Former Gov. Ronnie Musgrove deserves a lot of credit for his staunch support of public education through the years.
As a state senator and lieutenant governor, Musgrove was instrumental in development and passage of the Mississippi Adequate Education Program and many other initiatives to improve Mississippi’s public schools. As governor, he guided a major teacher pay raise bill to passage. Few elected officials have been as committed to improving the plight of Mississippi’s schoolchildren.
That said, Musgrove’s current approach to the problem of underfunded schools in Mississippi is misguided. As a primary MAEP architect, his frustration with the Legislature’s refusal to follow the legal funding formula in all but two years since the program’s inception is understandable. We share that frustration.

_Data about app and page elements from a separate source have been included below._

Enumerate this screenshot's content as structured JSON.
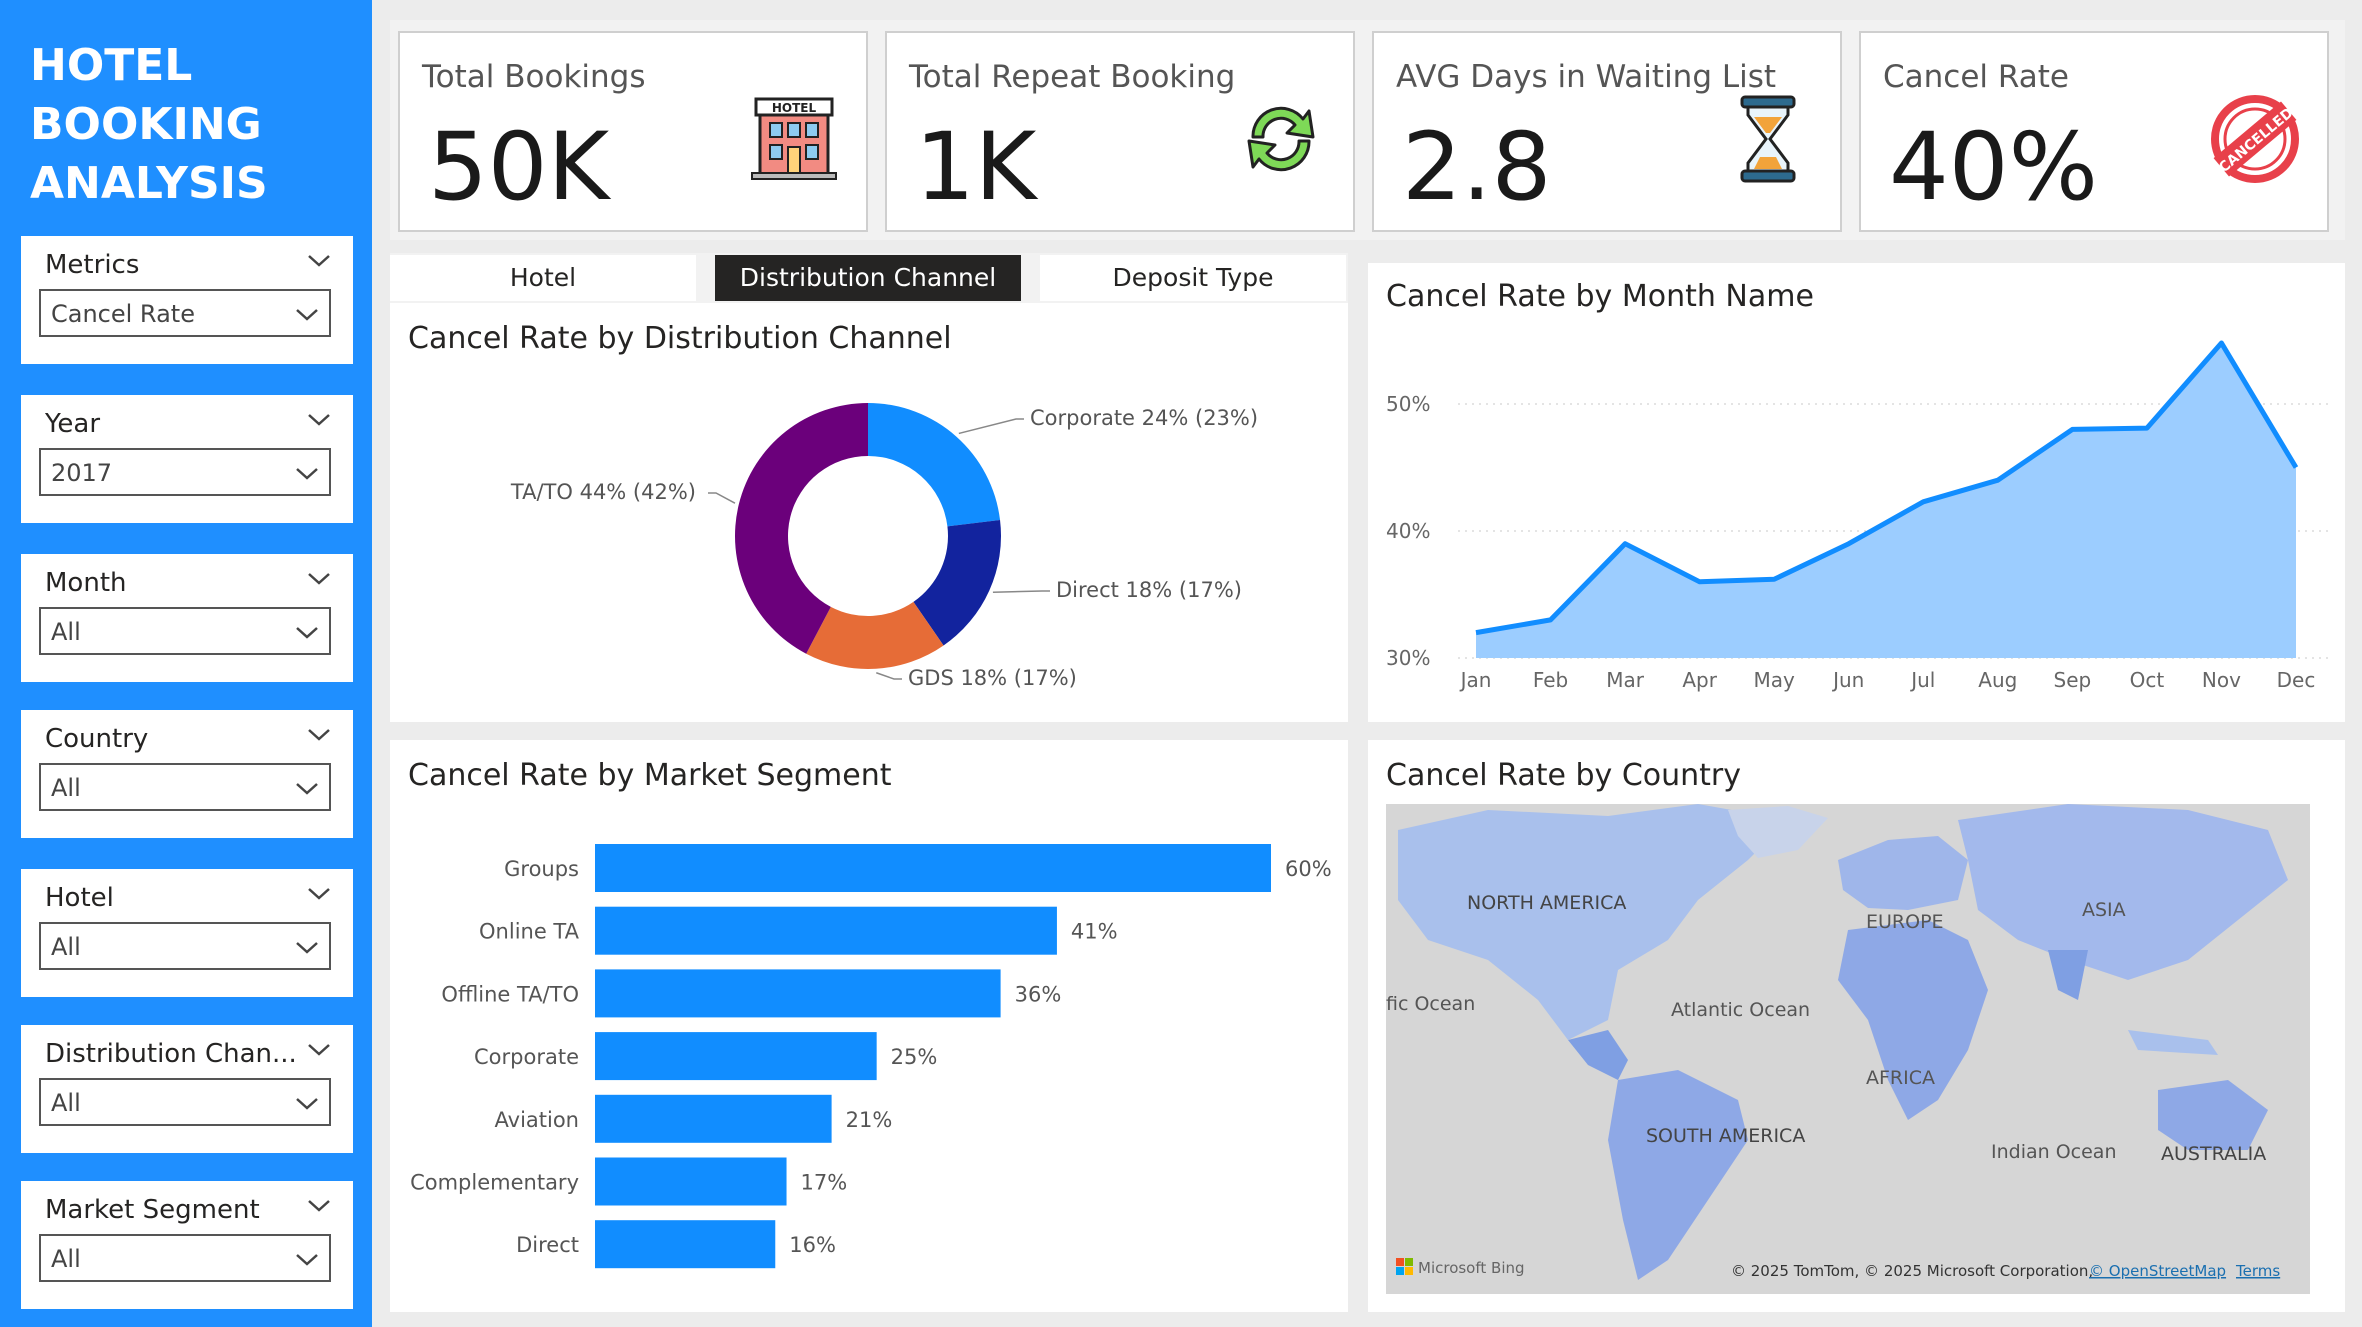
{
  "sidebar": {
    "title": "HOTEL BOOKING ANALYSIS",
    "slicers": [
      {
        "title": "Metrics",
        "value": "Cancel Rate"
      },
      {
        "title": "Year",
        "value": "2017"
      },
      {
        "title": "Month",
        "value": "All"
      },
      {
        "title": "Country",
        "value": "All"
      },
      {
        "title": "Hotel",
        "value": "All"
      },
      {
        "title": "Distribution Chan...",
        "value": "All"
      },
      {
        "title": "Market Segment",
        "value": "All"
      }
    ]
  },
  "kpis": [
    {
      "label": "Total Bookings",
      "value": "50K",
      "icon": "hotel-icon"
    },
    {
      "label": "Total Repeat Booking",
      "value": "1K",
      "icon": "refresh-icon"
    },
    {
      "label": "AVG Days in Waiting List",
      "value": "2.8",
      "icon": "hourglass-icon"
    },
    {
      "label": "Cancel Rate",
      "value": "40%",
      "icon": "cancelled-stamp-icon"
    }
  ],
  "tabs": [
    {
      "label": "Hotel",
      "active": false
    },
    {
      "label": "Distribution Channel",
      "active": true
    },
    {
      "label": "Deposit Type",
      "active": false
    }
  ],
  "donut": {
    "title": "Cancel Rate by Distribution Channel"
  },
  "line_panel": {
    "title": "Cancel Rate by Month Name"
  },
  "bar_panel": {
    "title": "Cancel Rate by Market Segment"
  },
  "map": {
    "title": "Cancel Rate by Country",
    "labels": {
      "north_america": "NORTH AMERICA",
      "europe": "EUROPE",
      "asia": "ASIA",
      "africa": "AFRICA",
      "south_america": "SOUTH AMERICA",
      "australia": "AUSTRALIA",
      "atlantic": "Atlantic Ocean",
      "pacific": "fic Ocean",
      "indian": "Indian Ocean"
    },
    "logo": "Microsoft Bing",
    "attribution": "© 2025 TomTom, © 2025 Microsoft Corporation,",
    "osm": "© OpenStreetMap",
    "terms": "Terms"
  },
  "colors": {
    "accent": "#1f8fff",
    "bar": "#118dff",
    "area": "#9ccdff",
    "corporate": "#118dff",
    "direct": "#12239e",
    "gds": "#e66c37",
    "ta_to": "#6b007b"
  },
  "chart_data": [
    {
      "type": "pie",
      "title": "Cancel Rate by Distribution Channel",
      "slices": [
        {
          "name": "Corporate",
          "value": 24,
          "label": "Corporate 24% (23%)"
        },
        {
          "name": "Direct",
          "value": 18,
          "label": "Direct 18% (17%)"
        },
        {
          "name": "GDS",
          "value": 18,
          "label": "GDS 18% (17%)"
        },
        {
          "name": "TA/TO",
          "value": 44,
          "label": "TA/TO 44% (42%)"
        }
      ]
    },
    {
      "type": "area",
      "title": "Cancel Rate by Month Name",
      "categories": [
        "Jan",
        "Feb",
        "Mar",
        "Apr",
        "May",
        "Jun",
        "Jul",
        "Aug",
        "Sep",
        "Oct",
        "Nov",
        "Dec"
      ],
      "values": [
        32,
        33,
        39,
        36,
        36.2,
        39,
        42.3,
        44,
        48,
        48.1,
        54.8,
        45
      ],
      "y_ticks": [
        "30%",
        "40%",
        "50%"
      ],
      "ylim": [
        30,
        56
      ],
      "grid": true
    },
    {
      "type": "bar",
      "orientation": "horizontal",
      "title": "Cancel Rate by Market Segment",
      "categories": [
        "Groups",
        "Online TA",
        "Offline TA/TO",
        "Corporate",
        "Aviation",
        "Complementary",
        "Direct"
      ],
      "values": [
        60,
        41,
        36,
        25,
        21,
        17,
        16
      ],
      "labels": [
        "60%",
        "41%",
        "36%",
        "25%",
        "21%",
        "17%",
        "16%"
      ]
    }
  ]
}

But a lawsuit against the state to restore up to $1.5 billion that schools have been shortchanged, which Musgrove and other attorneys are now proposing, is the wrong course.
First, were the lawsuit to prevail, the state would face an enormous financial burden that could imperil its ability to adequately fund education in the long run. Efforts to improve education funding ought to be focused on the future, not the past.
Second, the idea of lawyers greatly benefiting – theoretically up to $375 million, with a 25 percent cut of a $1.5 billion payoff – from funds that were supposed to go to educate schoolchildren just doesn’t seem right. Nor does the idea of a 10 percent contingency fee going to school board attorneys in districts that sign up for the lawsuit. That’s a built-in incentive for those attorneys to persuade board members to join the suit.
At the very least, it’s politically unhelpful – even harmful – to those advocating full funding of education through either the direct means of constituent pressure on legislators and legislative candidates or the proposed constitutional amendment to phase it in without a tax increase over the next several years.
The state’s revenue picture is improving. It will become harder next year and in succeeding years to use the “we can’t afford it” excuse not to follow the law on school funding. There needs to be a full-fledged push to make it happen.
Public education advocates in Mississippi have more palatable options to make full funding of MAEP a reality without the politically damaging prospect of a huge financial hit for the state that would also be a boon for lawyers. Musgrove has been right on most education matters, but not on this one.